### Exercise instructions:
All of the data goes into your copy exactly as written. Images do not.

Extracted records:
+---+

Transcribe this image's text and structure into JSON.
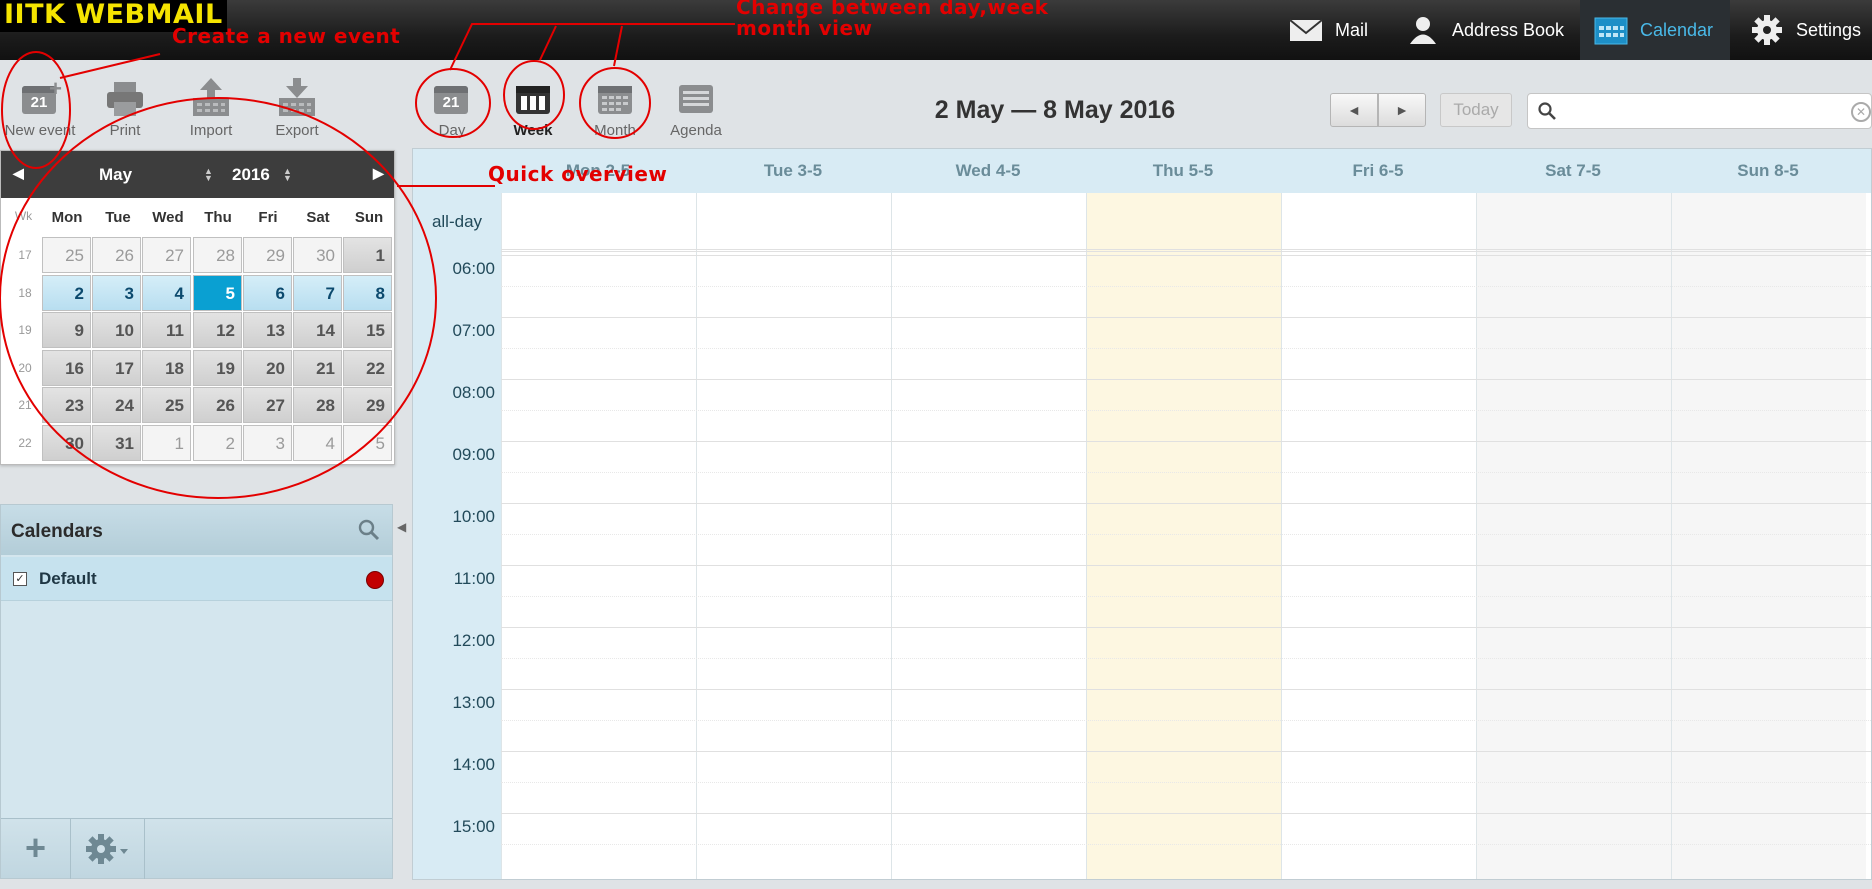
{
  "brand": "IITK WEBMAIL",
  "topnav": {
    "mail": "Mail",
    "addressbook": "Address Book",
    "calendar": "Calendar",
    "settings": "Settings"
  },
  "toolbar": {
    "new_event": "New event",
    "print": "Print",
    "import": "Import",
    "export": "Export",
    "day": "Day",
    "week": "Week",
    "month": "Month",
    "agenda": "Agenda",
    "calendar_icon_number": "21"
  },
  "date_range": "2 May — 8 May 2016",
  "nav": {
    "prev": "◄",
    "next": "►",
    "today": "Today"
  },
  "search": {
    "placeholder": "",
    "clear": "✕"
  },
  "mini_calendar": {
    "month": "May",
    "year": "2016",
    "week_label": "Wk",
    "dows": [
      "Mon",
      "Tue",
      "Wed",
      "Thu",
      "Fri",
      "Sat",
      "Sun"
    ],
    "weeks": [
      {
        "wk": "17",
        "days": [
          "25",
          "26",
          "27",
          "28",
          "29",
          "30",
          "1"
        ]
      },
      {
        "wk": "18",
        "days": [
          "2",
          "3",
          "4",
          "5",
          "6",
          "7",
          "8"
        ]
      },
      {
        "wk": "19",
        "days": [
          "9",
          "10",
          "11",
          "12",
          "13",
          "14",
          "15"
        ]
      },
      {
        "wk": "20",
        "days": [
          "16",
          "17",
          "18",
          "19",
          "20",
          "21",
          "22"
        ]
      },
      {
        "wk": "21",
        "days": [
          "23",
          "24",
          "25",
          "26",
          "27",
          "28",
          "29"
        ]
      },
      {
        "wk": "22",
        "days": [
          "30",
          "31",
          "1",
          "2",
          "3",
          "4",
          "5"
        ]
      }
    ]
  },
  "calendars": {
    "title": "Calendars",
    "items": [
      {
        "name": "Default",
        "color": "#c20000",
        "checked": true
      }
    ],
    "add": "+"
  },
  "week_view": {
    "days": [
      "Mon 2-5",
      "Tue 3-5",
      "Wed 4-5",
      "Thu 5-5",
      "Fri 6-5",
      "Sat 7-5",
      "Sun 8-5"
    ],
    "allday_label": "all-day",
    "hours": [
      "06:00",
      "07:00",
      "08:00",
      "09:00",
      "10:00",
      "11:00",
      "12:00",
      "13:00",
      "14:00",
      "15:00"
    ]
  },
  "annotations": {
    "new_event": "Create a new event",
    "views_line1": "Change between day,week",
    "views_line2": "month view",
    "overview": "Quick overview"
  },
  "colors": {
    "accent": "#0aa0d2",
    "annotation": "#e30000",
    "brand_text": "#f5e400",
    "today_column": "#fdf7e1"
  }
}
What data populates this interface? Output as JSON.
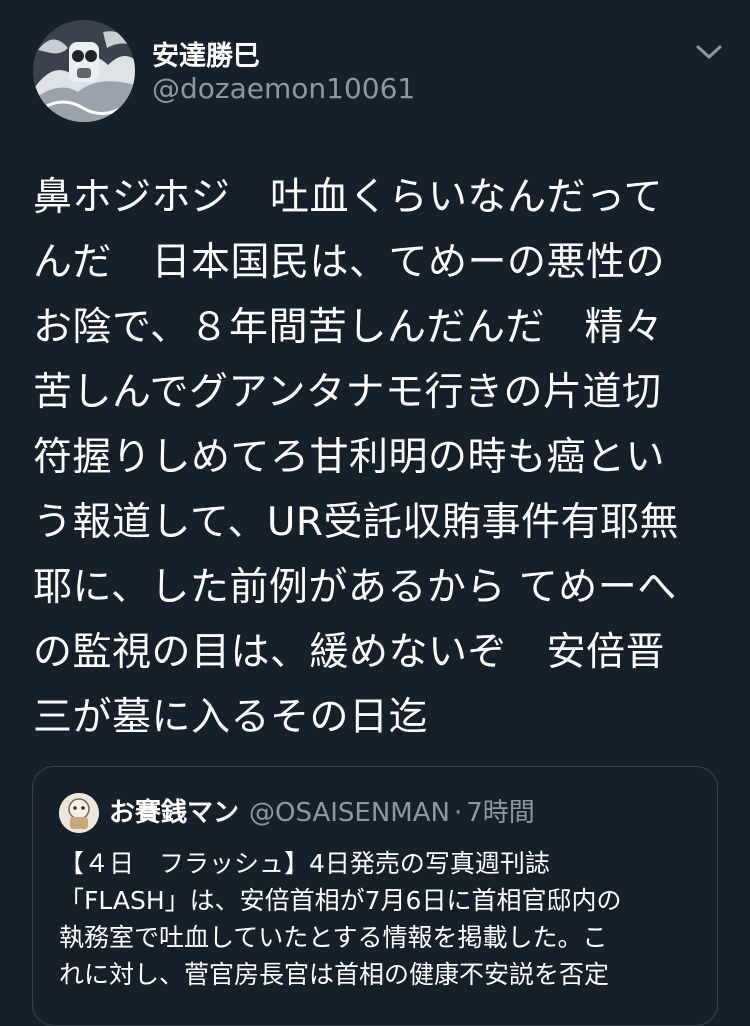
{
  "tweet": {
    "author": {
      "display_name": "安達勝巳",
      "handle": "@dozaemon10061"
    },
    "text": "鼻ホジホジ　吐血くらいなんだって\nんだ　日本国民は、てめーの悪性の\nお陰で、８年間苦しんだんだ　精々\n苦しんでグアンタナモ行きの片道切\n符握りしめてろ甘利明の時も癌とい\nう報道して、UR受託収賄事件有耶無\n耶に、した前例があるから てめーへ\nの監視の目は、緩めないぞ　安倍晋\n三が墓に入るその日迄"
  },
  "quoted_tweet": {
    "author": {
      "display_name": "お賽銭マン",
      "handle": "@OSAISENMAN"
    },
    "separator": "·",
    "time": "7時間",
    "text": "【４日　フラッシュ】4日発売の写真週刊誌\n「FLASH」は、安倍首相が7月6日に首相官邸内の\n執務室で吐血していたとする情報を掲載した。こ\nれに対し、菅官房長官は首相の健康不安説を否定"
  },
  "icons": {
    "menu": "chevron-down-icon"
  },
  "colors": {
    "background": "#15202b",
    "text": "#ffffff",
    "secondary": "#8899a6",
    "border": "#38444d"
  }
}
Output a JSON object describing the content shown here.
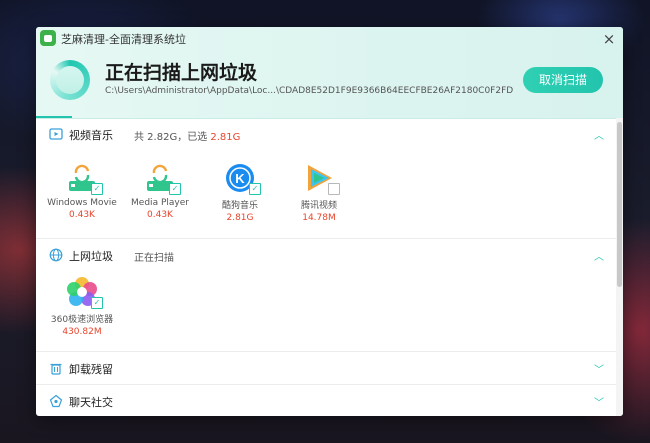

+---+

### Finished task:
Transcribe this image's text and structure into JSON.
{
  "brand": "IITK WEBMAIL",
  "topnav": {
    "mail": "Mail",
    "addressbook": "Address Book",
    "calendar": "Calendar",
    "settings": "Settings"
  },
  "toolbar": {
    "new_event": "New event",
    "print": "Print",
    "import": "Import",
    "export": "Export",
    "day": "Day",
    "week": "Week",
    "month": "Month",
    "agenda": "Agenda",
    "calendar_icon_number": "21"
  },
  "date_range": "2 May — 8 May 2016",
  "nav": {
    "prev": "◄",
    "next": "►",
    "today": "Today"
  },
  "search": {
    "placeholder": "",
    "clear": "✕"
  },
  "mini_calendar": {
    "month": "May",
    "year": "2016",
    "week_label": "Wk",
    "dows": [
      "Mon",
      "Tue",
      "Wed",
      "Thu",
      "Fri",
      "Sat",
      "Sun"
    ],
    "weeks": [
      {
        "wk": "17",
        "days": [
          "25",
          "26",
          "27",
          "28",
          "29",
          "30",
          "1"
        ]
      },
      {
        "wk": "18",
        "days": [
          "2",
          "3",
          "4",
          "5",
          "6",
          "7",
          "8"
        ]
      },
      {
        "wk": "19",
        "days": [
          "9",
          "10",
          "11",
          "12",
          "13",
          "14",
          "15"
        ]
      },
      {
        "wk": "20",
        "days": [
          "16",
          "17",
          "18",
          "19",
          "20",
          "21",
          "22"
        ]
      },
      {
        "wk": "21",
        "days": [
          "23",
          "24",
          "25",
          "26",
          "27",
          "28",
          "29"
        ]
      },
      {
        "wk": "22",
        "days": [
          "30",
          "31",
          "1",
          "2",
          "3",
          "4",
          "5"
        ]
      }
    ]
  },
  "calendars": {
    "title": "Calendars",
    "items": [
      {
        "name": "Default",
        "color": "#c20000",
        "checked": true
      }
    ],
    "add": "+"
  },
  "week_view": {
    "days": [
      "Mon 2-5",
      "Tue 3-5",
      "Wed 4-5",
      "Thu 5-5",
      "Fri 6-5",
      "Sat 7-5",
      "Sun 8-5"
    ],
    "allday_label": "all-day",
    "hours": [
      "06:00",
      "07:00",
      "08:00",
      "09:00",
      "10:00",
      "11:00",
      "12:00",
      "13:00",
      "14:00",
      "15:00"
    ]
  },
  "annotations": {
    "new_event": "Create a new event",
    "views_line1": "Change between day,week",
    "views_line2": "month view",
    "overview": "Quick overview"
  },
  "colors": {
    "accent": "#0aa0d2",
    "annotation": "#e30000",
    "brand_text": "#f5e400",
    "today_column": "#fdf7e1"
  }
}
What data populates this interface? Output as JSON.
{
  "tweet": {
    "author": {
      "display_name": "安達勝巳",
      "handle": "@dozaemon10061"
    },
    "text": "鼻ホジホジ　吐血くらいなんだって\nんだ　日本国民は、てめーの悪性の\nお陰で、８年間苦しんだんだ　精々\n苦しんでグアンタナモ行きの片道切\n符握りしめてろ甘利明の時も癌とい\nう報道して、UR受託収賄事件有耶無\n耶に、した前例があるから てめーへ\nの監視の目は、緩めないぞ　安倍晋\n三が墓に入るその日迄"
  },
  "quoted_tweet": {
    "author": {
      "display_name": "お賽銭マン",
      "handle": "@OSAISENMAN"
    },
    "separator": "·",
    "time": "7時間",
    "text": "【４日　フラッシュ】4日発売の写真週刊誌\n「FLASH」は、安倍首相が7月6日に首相官邸内の\n執務室で吐血していたとする情報を掲載した。こ\nれに対し、菅官房長官は首相の健康不安説を否定"
  },
  "icons": {
    "menu": "chevron-down-icon"
  },
  "colors": {
    "background": "#15202b",
    "text": "#ffffff",
    "secondary": "#8899a6",
    "border": "#38444d"
  }
}
Output a JSON object describing the content shown here.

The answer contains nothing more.